• **Data**
□ □ □ □

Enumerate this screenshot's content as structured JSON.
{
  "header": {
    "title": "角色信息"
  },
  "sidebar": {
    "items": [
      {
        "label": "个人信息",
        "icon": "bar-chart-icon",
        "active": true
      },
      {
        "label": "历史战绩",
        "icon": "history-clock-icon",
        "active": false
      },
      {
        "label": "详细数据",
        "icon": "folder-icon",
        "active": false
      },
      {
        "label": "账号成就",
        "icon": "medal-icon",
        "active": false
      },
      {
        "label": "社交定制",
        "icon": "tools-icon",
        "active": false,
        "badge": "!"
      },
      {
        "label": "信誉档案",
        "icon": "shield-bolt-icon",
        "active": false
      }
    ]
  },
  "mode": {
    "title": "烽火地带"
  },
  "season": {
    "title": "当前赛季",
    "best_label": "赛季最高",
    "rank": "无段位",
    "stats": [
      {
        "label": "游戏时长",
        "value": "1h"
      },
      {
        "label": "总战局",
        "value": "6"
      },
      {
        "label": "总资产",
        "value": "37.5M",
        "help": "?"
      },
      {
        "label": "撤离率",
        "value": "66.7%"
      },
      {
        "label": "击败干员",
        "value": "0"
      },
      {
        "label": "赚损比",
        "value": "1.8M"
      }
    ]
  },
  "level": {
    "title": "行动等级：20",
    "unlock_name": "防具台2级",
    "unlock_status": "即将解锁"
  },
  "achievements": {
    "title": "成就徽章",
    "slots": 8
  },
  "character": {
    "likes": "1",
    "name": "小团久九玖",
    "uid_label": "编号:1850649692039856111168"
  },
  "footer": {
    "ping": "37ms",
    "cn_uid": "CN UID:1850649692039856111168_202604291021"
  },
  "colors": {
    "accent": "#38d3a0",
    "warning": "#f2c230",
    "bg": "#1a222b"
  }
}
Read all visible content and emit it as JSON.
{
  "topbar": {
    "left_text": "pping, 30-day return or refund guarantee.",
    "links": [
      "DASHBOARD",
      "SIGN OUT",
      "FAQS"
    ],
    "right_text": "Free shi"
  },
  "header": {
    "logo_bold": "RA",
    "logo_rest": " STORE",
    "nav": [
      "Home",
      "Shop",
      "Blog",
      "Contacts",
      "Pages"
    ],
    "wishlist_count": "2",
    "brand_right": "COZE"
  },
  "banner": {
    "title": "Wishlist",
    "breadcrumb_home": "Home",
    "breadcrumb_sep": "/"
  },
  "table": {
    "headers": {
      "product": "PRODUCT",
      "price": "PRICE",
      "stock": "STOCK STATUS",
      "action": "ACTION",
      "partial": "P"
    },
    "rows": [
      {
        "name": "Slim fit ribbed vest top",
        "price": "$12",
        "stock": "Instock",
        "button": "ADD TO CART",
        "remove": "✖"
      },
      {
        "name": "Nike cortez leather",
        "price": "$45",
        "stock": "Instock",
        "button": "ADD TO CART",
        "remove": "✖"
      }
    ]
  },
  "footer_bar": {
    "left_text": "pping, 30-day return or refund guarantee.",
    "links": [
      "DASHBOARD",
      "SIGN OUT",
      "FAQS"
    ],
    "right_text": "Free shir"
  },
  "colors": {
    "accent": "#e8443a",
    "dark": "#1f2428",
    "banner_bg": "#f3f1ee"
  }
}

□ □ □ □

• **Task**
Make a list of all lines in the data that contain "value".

• **Solution to this exercise**
        "value": "1h"
        "value": "6"
        "value": "37.5M",
        "value": "66.7%"
        "value": "0"
        "value": "1.8M"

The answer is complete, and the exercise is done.